In a July 2018 report, Ballotpedia defined wave elections as the 20 percent of elections in the last 100 years resulting in the greatest seat swings against the president's party. U.S. Senate waves from 1918 to 2016 are listed in the table below.

U.S. Senate wave elections
Year President Party Election type Senate seats change Senate majority[1]
1932 Hoover R Presidential -13 D (flipped)
1958 Eisenhower R Second midterm -12 D
1980 Carter D Presidential -11 R (flipped)
1946 Truman D First midterm -10 R (flipped)
1942 Roosevelt D Third midterm -9 D
2014 Obama D Second midterm -9 R (flipped)
1986 Reagan R Second midterm -8 D (flipped)
2008 George W. Bush R Presidential -8 D
1926 Coolidge R First midterm[2] -7 R
1930 Hoover R First midterm -7 R

See also

External links

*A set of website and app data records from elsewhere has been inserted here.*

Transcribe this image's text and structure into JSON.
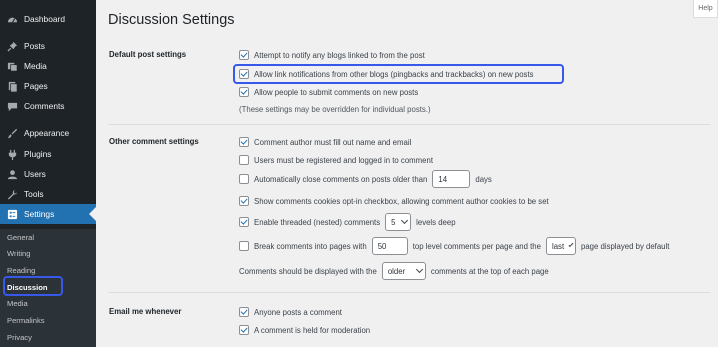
{
  "sidebar": {
    "menu": [
      {
        "label": "Dashboard",
        "icon": "dashboard-icon"
      },
      {
        "label": "Posts",
        "icon": "pin-icon"
      },
      {
        "label": "Media",
        "icon": "media-icon"
      },
      {
        "label": "Pages",
        "icon": "pages-icon"
      },
      {
        "label": "Comments",
        "icon": "comments-icon"
      },
      {
        "label": "Appearance",
        "icon": "brush-icon"
      },
      {
        "label": "Plugins",
        "icon": "plug-icon"
      },
      {
        "label": "Users",
        "icon": "user-icon"
      },
      {
        "label": "Tools",
        "icon": "wrench-icon"
      },
      {
        "label": "Settings",
        "icon": "settings-icon"
      }
    ],
    "submenu": [
      "General",
      "Writing",
      "Reading",
      "Discussion",
      "Media",
      "Permalinks",
      "Privacy"
    ],
    "current_submenu": "Discussion"
  },
  "header": {
    "title": "Discussion Settings",
    "help_label": "Help"
  },
  "default_post_settings": {
    "label": "Default post settings",
    "options": [
      {
        "text": "Attempt to notify any blogs linked to from the post",
        "checked": true
      },
      {
        "text": "Allow link notifications from other blogs (pingbacks and trackbacks) on new posts",
        "checked": true
      },
      {
        "text": "Allow people to submit comments on new posts",
        "checked": true
      }
    ],
    "note": "(These settings may be overridden for individual posts.)"
  },
  "other_comment_settings": {
    "label": "Other comment settings",
    "author_info": {
      "text": "Comment author must fill out name and email",
      "checked": true
    },
    "registered": {
      "text": "Users must be registered and logged in to comment",
      "checked": false
    },
    "auto_close": {
      "prefix": "Automatically close comments on posts older than",
      "value": "14",
      "suffix": "days",
      "checked": false
    },
    "cookies": {
      "text": "Show comments cookies opt-in checkbox, allowing comment author cookies to be set",
      "checked": true
    },
    "threaded": {
      "prefix": "Enable threaded (nested) comments",
      "value": "5",
      "suffix": "levels deep",
      "checked": true
    },
    "paged": {
      "prefix": "Break comments into pages with",
      "value": "50",
      "middle": "top level comments per page and the",
      "page_select": "last",
      "suffix": "page displayed by default",
      "checked": false
    },
    "order": {
      "prefix": "Comments should be displayed with the",
      "value": "older",
      "suffix": "comments at the top of each page"
    }
  },
  "email_me": {
    "label": "Email me whenever",
    "options": [
      {
        "text": "Anyone posts a comment",
        "checked": true
      },
      {
        "text": "A comment is held for moderation",
        "checked": true
      }
    ]
  },
  "colors": {
    "accent": "#2271b1",
    "highlight": "#3858e9",
    "sidebar": "#1d2327",
    "submenu": "#2c3338"
  }
}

  1. Denotes the party that had more seats in the U.S. Senate following the election.
  2. Calvin Coolidge's (R) first term began in August 1923 after the death of President Warren Harding (R), who was first elected in 1920. Before he had his first midterm in 1926, Coolidge was re-elected as president in 1924.